▶ [What to work on]: Go through the lines below and tally those containing the string "this". Respond with the number only.

▶ [Dataset content]:
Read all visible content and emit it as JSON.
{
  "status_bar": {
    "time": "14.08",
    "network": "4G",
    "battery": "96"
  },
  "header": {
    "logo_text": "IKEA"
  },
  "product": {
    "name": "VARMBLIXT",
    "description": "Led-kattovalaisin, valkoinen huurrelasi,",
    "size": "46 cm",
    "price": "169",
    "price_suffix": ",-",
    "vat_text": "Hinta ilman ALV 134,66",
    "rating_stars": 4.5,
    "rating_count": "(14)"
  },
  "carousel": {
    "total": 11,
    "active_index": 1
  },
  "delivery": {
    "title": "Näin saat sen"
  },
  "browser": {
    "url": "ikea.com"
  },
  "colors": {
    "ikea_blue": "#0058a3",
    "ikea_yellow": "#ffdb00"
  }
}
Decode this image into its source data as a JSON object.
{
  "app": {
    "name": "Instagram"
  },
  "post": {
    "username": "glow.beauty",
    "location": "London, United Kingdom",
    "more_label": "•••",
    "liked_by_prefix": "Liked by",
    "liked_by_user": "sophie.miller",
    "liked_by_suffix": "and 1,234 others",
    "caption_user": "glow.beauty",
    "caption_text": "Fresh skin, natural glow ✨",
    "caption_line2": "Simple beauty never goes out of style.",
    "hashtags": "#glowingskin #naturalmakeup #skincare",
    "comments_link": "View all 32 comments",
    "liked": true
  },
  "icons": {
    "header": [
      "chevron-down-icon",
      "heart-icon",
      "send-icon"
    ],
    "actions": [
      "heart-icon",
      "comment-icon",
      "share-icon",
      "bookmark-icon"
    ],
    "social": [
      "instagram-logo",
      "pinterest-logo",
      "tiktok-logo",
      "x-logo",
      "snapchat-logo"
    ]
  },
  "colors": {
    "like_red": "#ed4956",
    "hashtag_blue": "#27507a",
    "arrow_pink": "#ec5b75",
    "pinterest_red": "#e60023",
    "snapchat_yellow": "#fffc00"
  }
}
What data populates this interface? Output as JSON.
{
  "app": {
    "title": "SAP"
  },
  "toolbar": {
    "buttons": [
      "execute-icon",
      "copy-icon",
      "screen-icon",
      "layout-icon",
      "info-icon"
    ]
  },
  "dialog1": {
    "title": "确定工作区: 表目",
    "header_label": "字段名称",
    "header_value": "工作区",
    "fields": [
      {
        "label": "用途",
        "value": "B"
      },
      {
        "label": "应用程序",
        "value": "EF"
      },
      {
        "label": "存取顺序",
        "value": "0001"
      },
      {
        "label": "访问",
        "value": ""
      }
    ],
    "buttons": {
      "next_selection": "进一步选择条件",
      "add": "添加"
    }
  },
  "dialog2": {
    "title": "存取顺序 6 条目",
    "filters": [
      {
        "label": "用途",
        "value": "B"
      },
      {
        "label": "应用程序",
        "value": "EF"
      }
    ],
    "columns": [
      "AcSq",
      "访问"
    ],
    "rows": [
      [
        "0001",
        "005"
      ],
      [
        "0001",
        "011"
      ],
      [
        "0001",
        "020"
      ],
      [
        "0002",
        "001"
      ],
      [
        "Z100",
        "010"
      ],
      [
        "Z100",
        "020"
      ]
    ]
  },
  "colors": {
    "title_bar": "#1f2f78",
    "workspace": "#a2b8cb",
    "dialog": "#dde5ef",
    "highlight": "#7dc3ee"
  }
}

▶ [Exercise solution]: 2